PROBLEM STATEMENT |
Copy the entries exactly. Their pictures do not belong in the copy.

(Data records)
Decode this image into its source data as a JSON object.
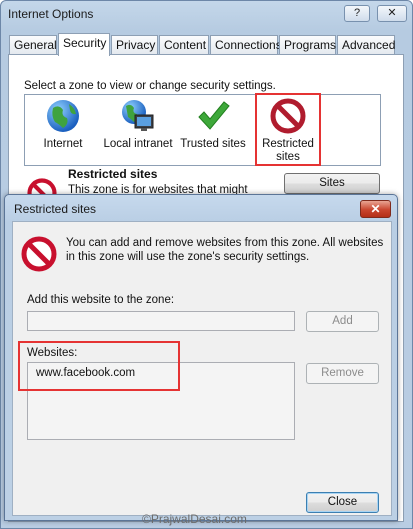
{
  "window": {
    "title": "Internet Options",
    "help_btn": "?",
    "close_btn": "✕"
  },
  "tabs": [
    {
      "label": "General"
    },
    {
      "label": "Security"
    },
    {
      "label": "Privacy"
    },
    {
      "label": "Content"
    },
    {
      "label": "Connections"
    },
    {
      "label": "Programs"
    },
    {
      "label": "Advanced"
    }
  ],
  "security": {
    "zone_prompt": "Select a zone to view or change security settings.",
    "zones": [
      {
        "label": "Internet",
        "icon": "globe-icon"
      },
      {
        "label": "Local intranet",
        "icon": "intranet-icon"
      },
      {
        "label": "Trusted sites",
        "icon": "checkmark-icon"
      },
      {
        "label_line1": "Restricted",
        "label_line2": "sites",
        "icon": "restricted-icon"
      }
    ],
    "selected_zone_title": "Restricted sites",
    "selected_zone_desc": "This zone is for websites that might",
    "sites_button": "Sites"
  },
  "dialog": {
    "title": "Restricted sites",
    "close_btn": "✕",
    "info_text": "You can add and remove websites from this zone. All websites in this zone will use the zone's security settings.",
    "add_label": "Add this website to the zone:",
    "add_input_value": "",
    "add_button": "Add",
    "websites_label": "Websites:",
    "websites": [
      "www.facebook.com"
    ],
    "remove_button": "Remove",
    "close_button": "Close"
  },
  "watermark": "©PrajwalDesai.com",
  "colors": {
    "highlight": "#e53333",
    "restricted_red": "#c8102e",
    "title_bar": "#b9cde3"
  }
}
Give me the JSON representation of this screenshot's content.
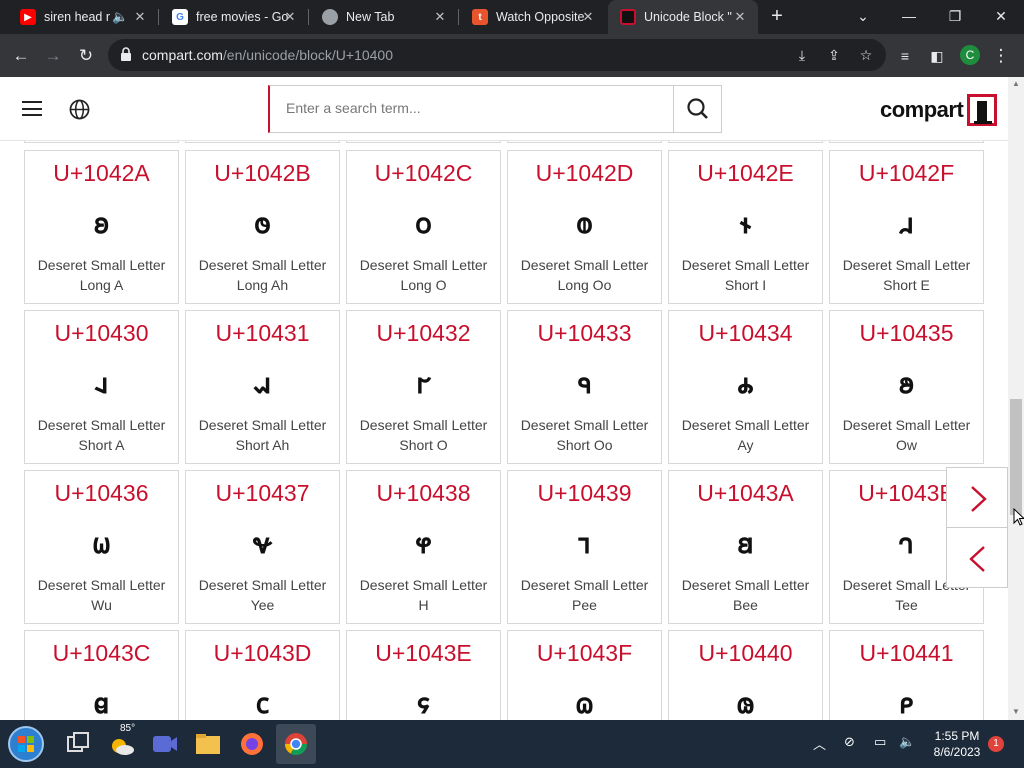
{
  "browser": {
    "tabs": [
      {
        "title": "siren head r",
        "favicon": "youtube-icon",
        "color": "#ff0000",
        "active": false
      },
      {
        "title": "free movies - Go",
        "favicon": "google-icon",
        "color": "#ffffff",
        "active": false
      },
      {
        "title": "New Tab",
        "favicon": "chrome-icon",
        "color": "#9aa0a6",
        "active": false
      },
      {
        "title": "Watch Opposite",
        "favicon": "tubi-icon",
        "color": "#e8552d",
        "active": false
      },
      {
        "title": "Unicode Block \"",
        "favicon": "compart-icon",
        "color": "#c8102e",
        "active": true
      }
    ],
    "url_host": "compart.com",
    "url_path": "/en/unicode/block/U+10400",
    "profile_initial": "C"
  },
  "site": {
    "search_placeholder": "Enter a search term...",
    "logo_text": "compart"
  },
  "cards": [
    {
      "code": "U+1042A",
      "glyph": "𐐪",
      "name1": "Deseret Small Letter",
      "name2": "Long A"
    },
    {
      "code": "U+1042B",
      "glyph": "𐐫",
      "name1": "Deseret Small Letter",
      "name2": "Long Ah"
    },
    {
      "code": "U+1042C",
      "glyph": "𐐬",
      "name1": "Deseret Small Letter",
      "name2": "Long O"
    },
    {
      "code": "U+1042D",
      "glyph": "𐐭",
      "name1": "Deseret Small Letter",
      "name2": "Long Oo"
    },
    {
      "code": "U+1042E",
      "glyph": "𐐮",
      "name1": "Deseret Small Letter",
      "name2": "Short I"
    },
    {
      "code": "U+1042F",
      "glyph": "𐐯",
      "name1": "Deseret Small Letter",
      "name2": "Short E"
    },
    {
      "code": "U+10430",
      "glyph": "𐐰",
      "name1": "Deseret Small Letter",
      "name2": "Short A"
    },
    {
      "code": "U+10431",
      "glyph": "𐐱",
      "name1": "Deseret Small Letter",
      "name2": "Short Ah"
    },
    {
      "code": "U+10432",
      "glyph": "𐐲",
      "name1": "Deseret Small Letter",
      "name2": "Short O"
    },
    {
      "code": "U+10433",
      "glyph": "𐐳",
      "name1": "Deseret Small Letter",
      "name2": "Short Oo"
    },
    {
      "code": "U+10434",
      "glyph": "𐐴",
      "name1": "Deseret Small Letter",
      "name2": "Ay"
    },
    {
      "code": "U+10435",
      "glyph": "𐐵",
      "name1": "Deseret Small Letter",
      "name2": "Ow"
    },
    {
      "code": "U+10436",
      "glyph": "𐐶",
      "name1": "Deseret Small Letter",
      "name2": "Wu"
    },
    {
      "code": "U+10437",
      "glyph": "𐐷",
      "name1": "Deseret Small Letter",
      "name2": "Yee"
    },
    {
      "code": "U+10438",
      "glyph": "𐐸",
      "name1": "Deseret Small Letter",
      "name2": "H"
    },
    {
      "code": "U+10439",
      "glyph": "𐐹",
      "name1": "Deseret Small Letter",
      "name2": "Pee"
    },
    {
      "code": "U+1043A",
      "glyph": "𐐺",
      "name1": "Deseret Small Letter",
      "name2": "Bee"
    },
    {
      "code": "U+1043B",
      "glyph": "𐐻",
      "name1": "Deseret Small Letter",
      "name2": "Tee"
    },
    {
      "code": "U+1043C",
      "glyph": "𐐼",
      "name1": "",
      "name2": ""
    },
    {
      "code": "U+1043D",
      "glyph": "𐐽",
      "name1": "",
      "name2": ""
    },
    {
      "code": "U+1043E",
      "glyph": "𐐾",
      "name1": "",
      "name2": ""
    },
    {
      "code": "U+1043F",
      "glyph": "𐐿",
      "name1": "",
      "name2": ""
    },
    {
      "code": "U+10440",
      "glyph": "𐑀",
      "name1": "",
      "name2": ""
    },
    {
      "code": "U+10441",
      "glyph": "𐑁",
      "name1": "",
      "name2": ""
    }
  ],
  "taskbar": {
    "weather_temp": "85°",
    "time": "1:55 PM",
    "date": "8/6/2023",
    "notification_count": "1"
  },
  "colors": {
    "accent": "#c8102e",
    "chrome_dark": "#202124",
    "taskbar": "#1c2a3a"
  }
}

ANSWER TO THIS PROBLEM |
Decode this image into its source data as a JSON object.
{
  "window": {
    "title": "Internet Options",
    "help_btn": "?",
    "close_btn": "✕"
  },
  "tabs": [
    {
      "label": "General"
    },
    {
      "label": "Security"
    },
    {
      "label": "Privacy"
    },
    {
      "label": "Content"
    },
    {
      "label": "Connections"
    },
    {
      "label": "Programs"
    },
    {
      "label": "Advanced"
    }
  ],
  "security": {
    "zone_prompt": "Select a zone to view or change security settings.",
    "zones": [
      {
        "label": "Internet",
        "icon": "globe-icon"
      },
      {
        "label": "Local intranet",
        "icon": "intranet-icon"
      },
      {
        "label": "Trusted sites",
        "icon": "checkmark-icon"
      },
      {
        "label_line1": "Restricted",
        "label_line2": "sites",
        "icon": "restricted-icon"
      }
    ],
    "selected_zone_title": "Restricted sites",
    "selected_zone_desc": "This zone is for websites that might",
    "sites_button": "Sites"
  },
  "dialog": {
    "title": "Restricted sites",
    "close_btn": "✕",
    "info_text": "You can add and remove websites from this zone. All websites in this zone will use the zone's security settings.",
    "add_label": "Add this website to the zone:",
    "add_input_value": "",
    "add_button": "Add",
    "websites_label": "Websites:",
    "websites": [
      "www.facebook.com"
    ],
    "remove_button": "Remove",
    "close_button": "Close"
  },
  "watermark": "©PrajwalDesai.com",
  "colors": {
    "highlight": "#e53333",
    "restricted_red": "#c8102e",
    "title_bar": "#b9cde3"
  }
}
Give me the JSON representation of this screenshot's content.
{
  "browser": {
    "tabs": [
      {
        "title": "siren head r",
        "favicon": "youtube-icon",
        "color": "#ff0000",
        "active": false
      },
      {
        "title": "free movies - Go",
        "favicon": "google-icon",
        "color": "#ffffff",
        "active": false
      },
      {
        "title": "New Tab",
        "favicon": "chrome-icon",
        "color": "#9aa0a6",
        "active": false
      },
      {
        "title": "Watch Opposite",
        "favicon": "tubi-icon",
        "color": "#e8552d",
        "active": false
      },
      {
        "title": "Unicode Block \"",
        "favicon": "compart-icon",
        "color": "#c8102e",
        "active": true
      }
    ],
    "url_host": "compart.com",
    "url_path": "/en/unicode/block/U+10400",
    "profile_initial": "C"
  },
  "site": {
    "search_placeholder": "Enter a search term...",
    "logo_text": "compart"
  },
  "cards": [
    {
      "code": "U+1042A",
      "glyph": "𐐪",
      "name1": "Deseret Small Letter",
      "name2": "Long A"
    },
    {
      "code": "U+1042B",
      "glyph": "𐐫",
      "name1": "Deseret Small Letter",
      "name2": "Long Ah"
    },
    {
      "code": "U+1042C",
      "glyph": "𐐬",
      "name1": "Deseret Small Letter",
      "name2": "Long O"
    },
    {
      "code": "U+1042D",
      "glyph": "𐐭",
      "name1": "Deseret Small Letter",
      "name2": "Long Oo"
    },
    {
      "code": "U+1042E",
      "glyph": "𐐮",
      "name1": "Deseret Small Letter",
      "name2": "Short I"
    },
    {
      "code": "U+1042F",
      "glyph": "𐐯",
      "name1": "Deseret Small Letter",
      "name2": "Short E"
    },
    {
      "code": "U+10430",
      "glyph": "𐐰",
      "name1": "Deseret Small Letter",
      "name2": "Short A"
    },
    {
      "code": "U+10431",
      "glyph": "𐐱",
      "name1": "Deseret Small Letter",
      "name2": "Short Ah"
    },
    {
      "code": "U+10432",
      "glyph": "𐐲",
      "name1": "Deseret Small Letter",
      "name2": "Short O"
    },
    {
      "code": "U+10433",
      "glyph": "𐐳",
      "name1": "Deseret Small Letter",
      "name2": "Short Oo"
    },
    {
      "code": "U+10434",
      "glyph": "𐐴",
      "name1": "Deseret Small Letter",
      "name2": "Ay"
    },
    {
      "code": "U+10435",
      "glyph": "𐐵",
      "name1": "Deseret Small Letter",
      "name2": "Ow"
    },
    {
      "code": "U+10436",
      "glyph": "𐐶",
      "name1": "Deseret Small Letter",
      "name2": "Wu"
    },
    {
      "code": "U+10437",
      "glyph": "𐐷",
      "name1": "Deseret Small Letter",
      "name2": "Yee"
    },
    {
      "code": "U+10438",
      "glyph": "𐐸",
      "name1": "Deseret Small Letter",
      "name2": "H"
    },
    {
      "code": "U+10439",
      "glyph": "𐐹",
      "name1": "Deseret Small Letter",
      "name2": "Pee"
    },
    {
      "code": "U+1043A",
      "glyph": "𐐺",
      "name1": "Deseret Small Letter",
      "name2": "Bee"
    },
    {
      "code": "U+1043B",
      "glyph": "𐐻",
      "name1": "Deseret Small Letter",
      "name2": "Tee"
    },
    {
      "code": "U+1043C",
      "glyph": "𐐼",
      "name1": "",
      "name2": ""
    },
    {
      "code": "U+1043D",
      "glyph": "𐐽",
      "name1": "",
      "name2": ""
    },
    {
      "code": "U+1043E",
      "glyph": "𐐾",
      "name1": "",
      "name2": ""
    },
    {
      "code": "U+1043F",
      "glyph": "𐐿",
      "name1": "",
      "name2": ""
    },
    {
      "code": "U+10440",
      "glyph": "𐑀",
      "name1": "",
      "name2": ""
    },
    {
      "code": "U+10441",
      "glyph": "𐑁",
      "name1": "",
      "name2": ""
    }
  ],
  "taskbar": {
    "weather_temp": "85°",
    "time": "1:55 PM",
    "date": "8/6/2023",
    "notification_count": "1"
  },
  "colors": {
    "accent": "#c8102e",
    "chrome_dark": "#202124",
    "taskbar": "#1c2a3a"
  }
}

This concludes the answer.